The same historical satellite imagery also shows the internal layout of the first large support building (approximately 30 x 14 meters) in the Pumyong-dong support area during construction. It consists of a single hall, approximately 1.5 meters wide, running the length of the building, with approximately 21 rooms of various sizes on either side. This arrangement is typical of buildings housing a combination of barracks, offices, utility rooms and workshops that are found at North Korean military installations. It is not a missile processing or check-out building, as suggested by the Voice of America report, which are internally open and tend to be taller. Additionally, North Korean missile servicing buildings are usually designed with drive through access and wide-radius circular roads to ease maneuvering of missile TELs. However, the buildings at the support area are not drive-through and the access road is not circular.

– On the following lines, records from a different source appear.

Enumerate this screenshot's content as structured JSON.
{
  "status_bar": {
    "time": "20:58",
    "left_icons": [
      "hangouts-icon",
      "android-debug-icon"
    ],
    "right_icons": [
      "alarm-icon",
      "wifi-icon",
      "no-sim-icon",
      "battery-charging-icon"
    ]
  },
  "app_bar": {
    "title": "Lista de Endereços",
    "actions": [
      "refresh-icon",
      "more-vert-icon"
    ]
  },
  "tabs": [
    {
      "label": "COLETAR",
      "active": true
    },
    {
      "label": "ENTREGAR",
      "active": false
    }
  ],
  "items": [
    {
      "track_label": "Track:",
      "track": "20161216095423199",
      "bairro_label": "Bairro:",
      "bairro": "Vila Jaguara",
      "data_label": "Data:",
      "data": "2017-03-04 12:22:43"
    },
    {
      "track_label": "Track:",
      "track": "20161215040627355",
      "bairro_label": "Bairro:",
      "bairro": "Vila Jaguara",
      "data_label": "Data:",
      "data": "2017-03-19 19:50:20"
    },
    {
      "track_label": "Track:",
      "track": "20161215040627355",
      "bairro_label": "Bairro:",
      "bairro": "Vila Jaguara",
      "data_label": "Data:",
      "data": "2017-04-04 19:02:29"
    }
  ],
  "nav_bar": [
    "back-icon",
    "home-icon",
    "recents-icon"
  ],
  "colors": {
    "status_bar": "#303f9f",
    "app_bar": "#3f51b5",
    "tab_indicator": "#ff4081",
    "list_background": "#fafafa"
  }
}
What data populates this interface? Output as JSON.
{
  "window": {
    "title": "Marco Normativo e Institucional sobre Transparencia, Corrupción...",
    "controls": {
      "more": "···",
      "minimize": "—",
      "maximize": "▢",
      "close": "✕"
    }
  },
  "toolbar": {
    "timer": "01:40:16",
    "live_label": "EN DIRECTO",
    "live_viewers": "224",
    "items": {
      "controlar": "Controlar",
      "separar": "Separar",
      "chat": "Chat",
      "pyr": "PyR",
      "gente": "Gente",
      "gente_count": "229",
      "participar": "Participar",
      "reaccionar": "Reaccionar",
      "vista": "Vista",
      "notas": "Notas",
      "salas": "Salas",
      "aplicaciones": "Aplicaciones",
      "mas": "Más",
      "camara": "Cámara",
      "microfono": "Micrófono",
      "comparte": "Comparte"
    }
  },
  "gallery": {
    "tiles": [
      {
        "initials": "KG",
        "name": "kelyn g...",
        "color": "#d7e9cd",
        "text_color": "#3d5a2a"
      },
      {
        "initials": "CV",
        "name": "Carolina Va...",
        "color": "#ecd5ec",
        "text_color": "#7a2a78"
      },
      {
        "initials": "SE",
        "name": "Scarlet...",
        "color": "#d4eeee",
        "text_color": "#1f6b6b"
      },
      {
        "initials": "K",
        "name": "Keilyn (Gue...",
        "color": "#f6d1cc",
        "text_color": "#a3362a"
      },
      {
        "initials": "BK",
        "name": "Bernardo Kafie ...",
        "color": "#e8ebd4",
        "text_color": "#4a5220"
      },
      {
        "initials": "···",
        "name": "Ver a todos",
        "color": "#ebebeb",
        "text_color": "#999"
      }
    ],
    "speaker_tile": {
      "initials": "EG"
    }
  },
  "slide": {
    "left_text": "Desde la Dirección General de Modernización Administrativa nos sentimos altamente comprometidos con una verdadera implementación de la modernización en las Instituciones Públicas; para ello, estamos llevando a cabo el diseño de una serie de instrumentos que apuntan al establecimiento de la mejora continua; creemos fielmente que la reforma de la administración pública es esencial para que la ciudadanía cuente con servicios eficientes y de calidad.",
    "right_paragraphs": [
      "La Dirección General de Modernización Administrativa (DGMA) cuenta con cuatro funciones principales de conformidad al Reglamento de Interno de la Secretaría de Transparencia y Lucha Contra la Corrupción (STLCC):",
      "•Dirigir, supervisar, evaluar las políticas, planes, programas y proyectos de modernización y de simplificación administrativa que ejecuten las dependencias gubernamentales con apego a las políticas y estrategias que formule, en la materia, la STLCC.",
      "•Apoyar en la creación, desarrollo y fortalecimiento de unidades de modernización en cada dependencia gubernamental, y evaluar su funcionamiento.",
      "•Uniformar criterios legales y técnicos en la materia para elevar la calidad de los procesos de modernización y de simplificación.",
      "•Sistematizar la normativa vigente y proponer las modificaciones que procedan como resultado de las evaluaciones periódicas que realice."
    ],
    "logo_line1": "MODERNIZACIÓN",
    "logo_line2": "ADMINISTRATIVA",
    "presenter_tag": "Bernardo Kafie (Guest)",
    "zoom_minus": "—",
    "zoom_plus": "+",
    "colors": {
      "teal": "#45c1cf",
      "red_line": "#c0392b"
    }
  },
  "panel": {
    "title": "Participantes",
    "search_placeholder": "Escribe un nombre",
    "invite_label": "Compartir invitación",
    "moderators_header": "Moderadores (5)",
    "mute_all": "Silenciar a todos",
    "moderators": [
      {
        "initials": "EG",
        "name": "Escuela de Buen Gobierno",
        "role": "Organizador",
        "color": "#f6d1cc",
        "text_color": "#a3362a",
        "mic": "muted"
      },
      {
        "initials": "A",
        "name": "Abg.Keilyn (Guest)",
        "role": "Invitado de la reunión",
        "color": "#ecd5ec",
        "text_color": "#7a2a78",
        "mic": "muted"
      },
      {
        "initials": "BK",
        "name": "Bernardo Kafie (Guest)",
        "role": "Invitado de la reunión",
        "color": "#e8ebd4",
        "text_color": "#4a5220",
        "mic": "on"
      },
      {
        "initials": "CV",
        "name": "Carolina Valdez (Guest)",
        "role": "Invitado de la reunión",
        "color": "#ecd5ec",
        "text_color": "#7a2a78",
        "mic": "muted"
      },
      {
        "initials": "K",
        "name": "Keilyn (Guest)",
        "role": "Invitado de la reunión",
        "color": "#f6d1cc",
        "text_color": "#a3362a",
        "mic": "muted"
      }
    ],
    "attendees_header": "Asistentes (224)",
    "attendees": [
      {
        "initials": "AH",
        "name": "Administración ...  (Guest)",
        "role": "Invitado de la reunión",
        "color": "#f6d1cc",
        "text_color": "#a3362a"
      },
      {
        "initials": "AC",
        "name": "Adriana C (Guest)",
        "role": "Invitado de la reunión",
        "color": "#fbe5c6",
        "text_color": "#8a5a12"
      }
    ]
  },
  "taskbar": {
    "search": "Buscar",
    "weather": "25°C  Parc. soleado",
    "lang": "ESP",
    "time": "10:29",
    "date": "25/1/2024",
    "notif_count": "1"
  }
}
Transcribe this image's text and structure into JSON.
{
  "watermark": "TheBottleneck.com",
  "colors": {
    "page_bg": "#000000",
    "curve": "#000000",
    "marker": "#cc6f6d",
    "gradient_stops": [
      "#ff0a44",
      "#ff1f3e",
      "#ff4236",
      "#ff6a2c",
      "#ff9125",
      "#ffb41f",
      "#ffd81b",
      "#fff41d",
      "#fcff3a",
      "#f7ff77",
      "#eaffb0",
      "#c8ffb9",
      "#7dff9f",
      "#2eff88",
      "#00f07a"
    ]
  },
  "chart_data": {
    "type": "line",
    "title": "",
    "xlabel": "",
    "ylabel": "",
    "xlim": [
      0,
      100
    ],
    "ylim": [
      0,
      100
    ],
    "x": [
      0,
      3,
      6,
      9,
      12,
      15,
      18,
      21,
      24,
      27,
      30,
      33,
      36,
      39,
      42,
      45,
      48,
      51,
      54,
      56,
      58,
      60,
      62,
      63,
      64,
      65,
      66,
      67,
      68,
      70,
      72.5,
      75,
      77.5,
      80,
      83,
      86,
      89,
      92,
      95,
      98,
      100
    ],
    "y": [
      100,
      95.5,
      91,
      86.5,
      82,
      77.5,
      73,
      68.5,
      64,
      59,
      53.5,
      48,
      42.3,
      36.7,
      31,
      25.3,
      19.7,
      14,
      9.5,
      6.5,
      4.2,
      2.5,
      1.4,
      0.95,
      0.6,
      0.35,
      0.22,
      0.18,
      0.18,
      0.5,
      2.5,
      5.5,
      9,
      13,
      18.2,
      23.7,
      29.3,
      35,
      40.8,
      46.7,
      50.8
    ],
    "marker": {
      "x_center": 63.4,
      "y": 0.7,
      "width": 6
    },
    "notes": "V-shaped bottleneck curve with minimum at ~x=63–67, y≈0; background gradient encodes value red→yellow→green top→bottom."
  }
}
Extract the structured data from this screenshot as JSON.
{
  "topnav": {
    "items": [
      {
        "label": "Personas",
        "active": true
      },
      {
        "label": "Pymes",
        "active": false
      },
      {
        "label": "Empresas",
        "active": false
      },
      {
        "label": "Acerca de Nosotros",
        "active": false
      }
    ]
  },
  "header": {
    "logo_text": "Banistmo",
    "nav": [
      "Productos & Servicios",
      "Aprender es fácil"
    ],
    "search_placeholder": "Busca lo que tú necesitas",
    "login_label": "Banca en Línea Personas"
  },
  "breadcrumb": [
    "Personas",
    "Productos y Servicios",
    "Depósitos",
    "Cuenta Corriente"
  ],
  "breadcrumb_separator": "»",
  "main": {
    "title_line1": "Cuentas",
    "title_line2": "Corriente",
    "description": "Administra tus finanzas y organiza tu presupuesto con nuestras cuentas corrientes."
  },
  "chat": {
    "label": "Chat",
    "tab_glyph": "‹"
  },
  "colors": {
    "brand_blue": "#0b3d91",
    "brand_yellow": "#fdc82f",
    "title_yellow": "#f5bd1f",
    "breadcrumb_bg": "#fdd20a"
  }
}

Figure 4. The support area at Pumyong-dong in November 2002.
In addition, operational North Korean missile bases generally consists of large above-ground storage buildings for the TELs and support equipment, housing and administration areas and nearby dispersed underground facilities for wartime use. Since they are used for the storage of missiles, warheads and fuel, their entrances are typically protected by large rock and earth berms. None of these features are present at the base.
The bridges over the small tributary leading down the valley from the Pumyong-dong installation to the Paryong River—approximately 4.75 meters wide—are typical of concrete road bridges in rural North Korea. It is unclear whether they are capable of supporting the weight of a large TEL. The bridges found at North Korean missiles facilities are normally 5-9 meters wide and designed to support the heavy loads of TELs and support vehicles.
Figure 5. The road bridge and power sub-station at Pumyong-dong in November 2002.
As noted by VOA, there is a similarity between the North Korean bunker in question and the missile silos located at the Iranian Revolutionary Guard Corps base southwest of Tabrīz that have sliding silo covers. The Pumyong structure, however, does not appear to have a sliding cover but rather what is probably a monolithic roof (presumably of reinforced concrete) cover that is elevated and rests between two sloping support walls. This differs from common North Korean practice for protecting vertical oriented underground facilities, such as early-warning radars, which use ground-level circular or oblong concrete covers that split and slide apart (approximately 5-meter by 6-meter sections) on a system of two rails to reveal the interior.
Figure 6. Typical North Korean silo covers.
In summary, the weight of evidence indicates that the facility in question is not a ballistic missile silo. While its purpose remains unclear, when compared with known North Korean installations, it is likely that the facility is related to the storage of weapons, munitions or high-value equipment.
 This is a generalization and there are a number of variations in the design of these underground facility covers depending upon size and type of equipment being protected.